The song choice for the evening was a little strange, and I do wish he had sung some things like Vibrate, California, Millbrook, Tiergarten, Hometown Waltz or even Want, which makes me weak, but I really couldn't complain.
Basically, it was a dream. He did some of his Judy stuff in the most wonderful, subtle, swooning voice, completely changing his normal tone and then stopped in the middle of a song to try and re-hit a note he wasn't pleased with, got the giggles, held up his hands and said "I'm fallible ladies and gentlemen," to applause.
He did a goofy dance in the beginning of one song and couldn't hit the opening note on time, then said "That first step took a lot out of me, so I hope you guys enjoyed it."
And he sang Cigarettes and Chocolate Milk (the one video Priya and I have been watching over and over with him in the red shirt for seven years), Going to a Town and Dinner at Eight, which almost made me cry.
Martha came back on and they sang Hallelujah together and Complainte De La Butte in the most amazing harmonies with the ease of people who have been performing together for years.
And in his encore, Martha, holding her new little son Arcangelo (what an amazing name, after his grandfather), harmonised on Poses with him, one of the most beautiful songs ever written.

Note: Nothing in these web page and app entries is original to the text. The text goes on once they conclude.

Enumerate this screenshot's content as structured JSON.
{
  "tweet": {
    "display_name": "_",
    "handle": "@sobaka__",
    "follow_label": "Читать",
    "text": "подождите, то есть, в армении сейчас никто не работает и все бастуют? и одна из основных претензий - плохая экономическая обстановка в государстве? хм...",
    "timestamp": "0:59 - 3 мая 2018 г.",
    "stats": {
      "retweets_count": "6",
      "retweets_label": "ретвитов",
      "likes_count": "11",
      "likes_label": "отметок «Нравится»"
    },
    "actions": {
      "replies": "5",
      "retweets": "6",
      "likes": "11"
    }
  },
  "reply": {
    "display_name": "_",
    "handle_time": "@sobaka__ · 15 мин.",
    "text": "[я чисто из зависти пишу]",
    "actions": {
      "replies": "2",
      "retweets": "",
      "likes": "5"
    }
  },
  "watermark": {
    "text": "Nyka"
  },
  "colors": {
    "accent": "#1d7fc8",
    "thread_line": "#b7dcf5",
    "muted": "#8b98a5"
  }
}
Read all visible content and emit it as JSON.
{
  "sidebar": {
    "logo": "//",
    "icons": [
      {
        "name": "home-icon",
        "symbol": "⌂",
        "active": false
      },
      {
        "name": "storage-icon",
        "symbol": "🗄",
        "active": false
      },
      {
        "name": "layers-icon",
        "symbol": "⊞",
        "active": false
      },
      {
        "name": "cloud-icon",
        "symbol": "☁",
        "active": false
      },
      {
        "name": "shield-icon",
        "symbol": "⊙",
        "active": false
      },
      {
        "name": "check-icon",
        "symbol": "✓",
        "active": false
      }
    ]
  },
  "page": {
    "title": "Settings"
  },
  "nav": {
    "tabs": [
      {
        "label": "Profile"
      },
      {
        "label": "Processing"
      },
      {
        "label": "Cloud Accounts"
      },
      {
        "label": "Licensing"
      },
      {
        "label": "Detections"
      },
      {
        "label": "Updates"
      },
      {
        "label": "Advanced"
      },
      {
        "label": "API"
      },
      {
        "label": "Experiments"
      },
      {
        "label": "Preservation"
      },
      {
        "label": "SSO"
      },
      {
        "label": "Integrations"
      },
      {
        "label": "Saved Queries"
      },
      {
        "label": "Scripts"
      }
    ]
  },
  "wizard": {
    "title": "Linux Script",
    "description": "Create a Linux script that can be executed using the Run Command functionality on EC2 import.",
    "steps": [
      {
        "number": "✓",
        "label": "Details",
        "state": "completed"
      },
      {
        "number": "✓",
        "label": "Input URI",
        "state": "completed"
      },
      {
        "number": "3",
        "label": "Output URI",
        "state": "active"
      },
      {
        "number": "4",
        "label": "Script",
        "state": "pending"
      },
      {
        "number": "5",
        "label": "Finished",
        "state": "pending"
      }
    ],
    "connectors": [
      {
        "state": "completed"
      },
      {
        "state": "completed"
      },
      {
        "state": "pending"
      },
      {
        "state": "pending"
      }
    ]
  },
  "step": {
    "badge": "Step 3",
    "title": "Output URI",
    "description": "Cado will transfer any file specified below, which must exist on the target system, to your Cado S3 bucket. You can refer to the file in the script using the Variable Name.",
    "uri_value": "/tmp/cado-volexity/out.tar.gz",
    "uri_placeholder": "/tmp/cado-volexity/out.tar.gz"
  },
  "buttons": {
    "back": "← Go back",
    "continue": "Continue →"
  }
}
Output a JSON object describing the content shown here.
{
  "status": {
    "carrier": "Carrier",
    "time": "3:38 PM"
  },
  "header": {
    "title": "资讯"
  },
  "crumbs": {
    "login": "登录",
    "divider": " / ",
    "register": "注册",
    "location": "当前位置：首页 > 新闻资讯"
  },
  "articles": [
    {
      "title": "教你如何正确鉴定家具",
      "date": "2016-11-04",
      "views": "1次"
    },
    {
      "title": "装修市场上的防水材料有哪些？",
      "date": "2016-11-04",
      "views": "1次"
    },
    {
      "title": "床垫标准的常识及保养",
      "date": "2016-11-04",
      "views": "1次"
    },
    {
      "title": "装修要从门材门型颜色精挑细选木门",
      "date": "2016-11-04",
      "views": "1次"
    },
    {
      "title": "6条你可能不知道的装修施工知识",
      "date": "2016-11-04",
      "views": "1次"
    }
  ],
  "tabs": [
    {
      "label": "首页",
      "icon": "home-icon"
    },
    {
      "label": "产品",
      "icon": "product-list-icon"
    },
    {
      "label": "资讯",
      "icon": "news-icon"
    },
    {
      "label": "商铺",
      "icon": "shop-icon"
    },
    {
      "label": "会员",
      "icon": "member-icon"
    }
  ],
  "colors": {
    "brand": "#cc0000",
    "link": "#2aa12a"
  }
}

He talked about how the last time had been on the stage was just before his mother died from cancer, and how things had been hard for him and Martha as a family.
And he sang one of Kate McGarrigle's songs at the end, the most beautiful courting ballad she had written for Loudon called Walking Song. His voice wavered slightly on the second last line, he murmured, "Ain't life grand?" into the mic and hit the last poignant note before wiping away what I presumed were tears.
It was beautiful.
I didn't have time to sit around floating in ecstasy though, because the concert ended at eleven and I ran like a clown, through the tube trying to get to my train home on time.
Long story short, I didn't make it.
So there I was, an orphan in London at midnight, nowhere to stay. I know right, way to take the joy out of a great evening. I stalked to Burger King to grab dinner where a man and a woman swiftly got into a huge fight because she had cut into the queue. I stood there long enough to hear her say to him "YOU MUST HAVE A SMALL PENIS OR SOMETHING!" and for him to retort "THE SIZE OF MY PENIS HAS NOTHING TO DO WITH IT!" Before sidling away, laughing.
Commence a search for a hostel in the frightful cold and dark filled with drunken men. I was holding a brown paper bag full of fries, and so I think the first hostel I rocked up to thought I was a drunkard or something. I was also very tired and besmirched. The Eastern European lady looked pointily down her pointy nose at me and turned me out on the street.
I finally found at hostel that had one bed left, and shared my concert high with five snoring ladies, one of whom woke up and leaned over to ask me if I was okay because I had a running nose and she thought that I was crying for home. "Good to see you!" She said cheerfully in a sleepy Chinese accent before going back to sleep. Huh.
Peeled my stockings and skirt off and went to bed.
I decided to make the most of it the next morning as I made my way to the train station to round off my adventure. London is pretty, after all.
The French will be offended, but this is the best croissant I have ever eaten, hands down.
And of course, the view from the train back home.
So that was it. I learned three things on my trip:
1) The concert really was incredible
2) I now love Rufus even more, if that's possible
3) If it's late and you are tired enough, any bed will feel like home.
Not bad for a dream come true. And as I told Dhany, I will probably fall dead on my keyboard shortly because all my wishes have been granted and you know what they sa - *ACK* *COUGH* *ACKKKK* ajkdhsjjjjjjjjjjjjjjjjjjjjjjjjjjjjjjjjjjjjjjjjjjjjjjjjjjjjjjjjjjjjjjjjjjj